15 July, 10:19

Suppose you reside in the Caribbean and purchase exclusive territory rights for a McDonald's franchise. You can construct as many locations as you choose on all the islands, but while other business owners can open other franchises such as Burger King and Wendy's, no one else can open a McDonald's. Does your exclusive license represent a monopoly? Explain.

+2
Answers (2)
  1. 15 July, 11:44
    0
    Yes, the exclusive license for a McDonald's franchise represents a monopoly.

    Explanation:

    This is an example of franchised monopoly which is a status the government usually give to an individual or a firm.

    A monopoly is a situation whereby only one individual, company or corporation dominates a particular type of business, sector or industry and nearly all the market for that commodity belong to that individual, company or corporation.

    In the case of franchised monopoly, the individual, company or corporation is given a shield from competition from other firms because of the exclusive license or patent the government grant him.
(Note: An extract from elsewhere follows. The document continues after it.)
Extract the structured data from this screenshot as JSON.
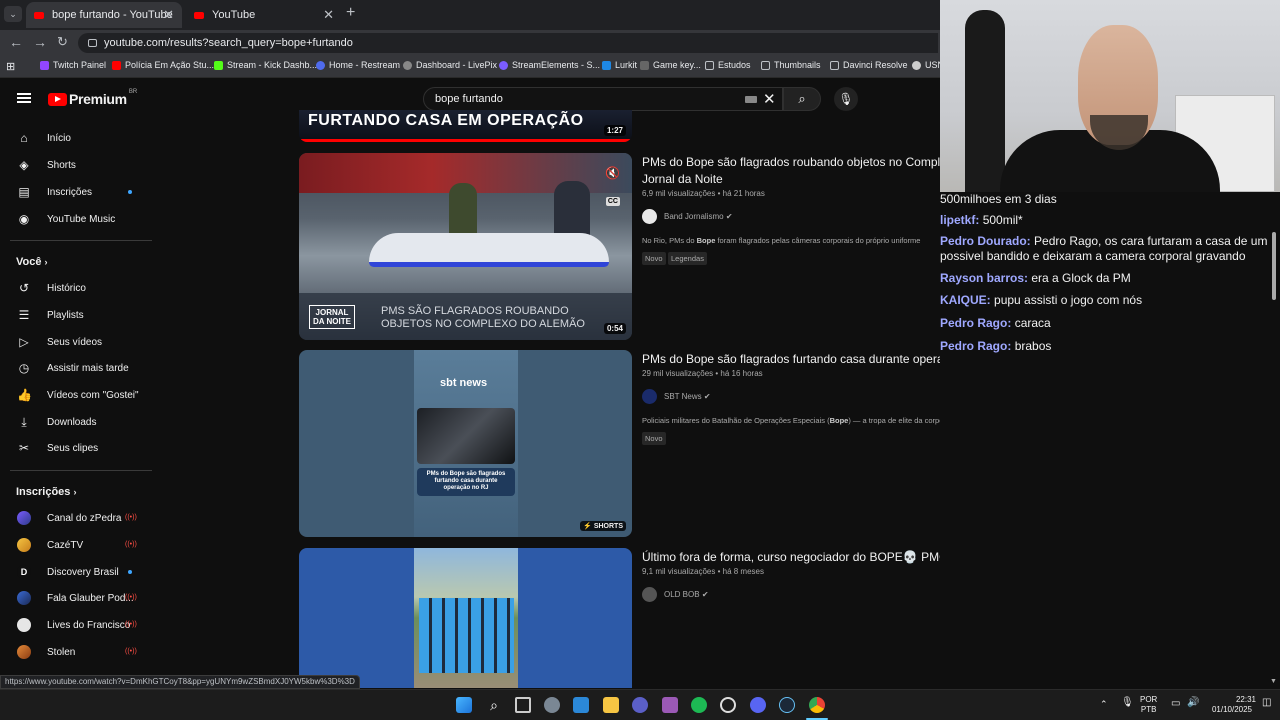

    Therefore, the exclusive license for a McDonald's franchise represents a monopoly.
  2. 15 July, 11:52
    0
    Answer: The exclusive license to build Mc Donalds does not represent a monopoly because an artificial monopoly is a type of monopoly in which the monopolist uses some means to prevent more products from going to market than his own, and in this case Although you can exclusively open Mc Donalds, there is no prohibition or limit for others to open a Burger King or Wendy.
Know the Answer?
Not Sure About the Answer?
Find an answer to your question ✅ “Suppose you reside in the Caribbean and purchase exclusive territory rights for a McDonald's franchise. You can construct as many locations ...” in 📘 Business if you're in doubt about the correctness of the answers or there's no answer, then try to use the smart search and find answers to the similar questions.
Search for Other Answers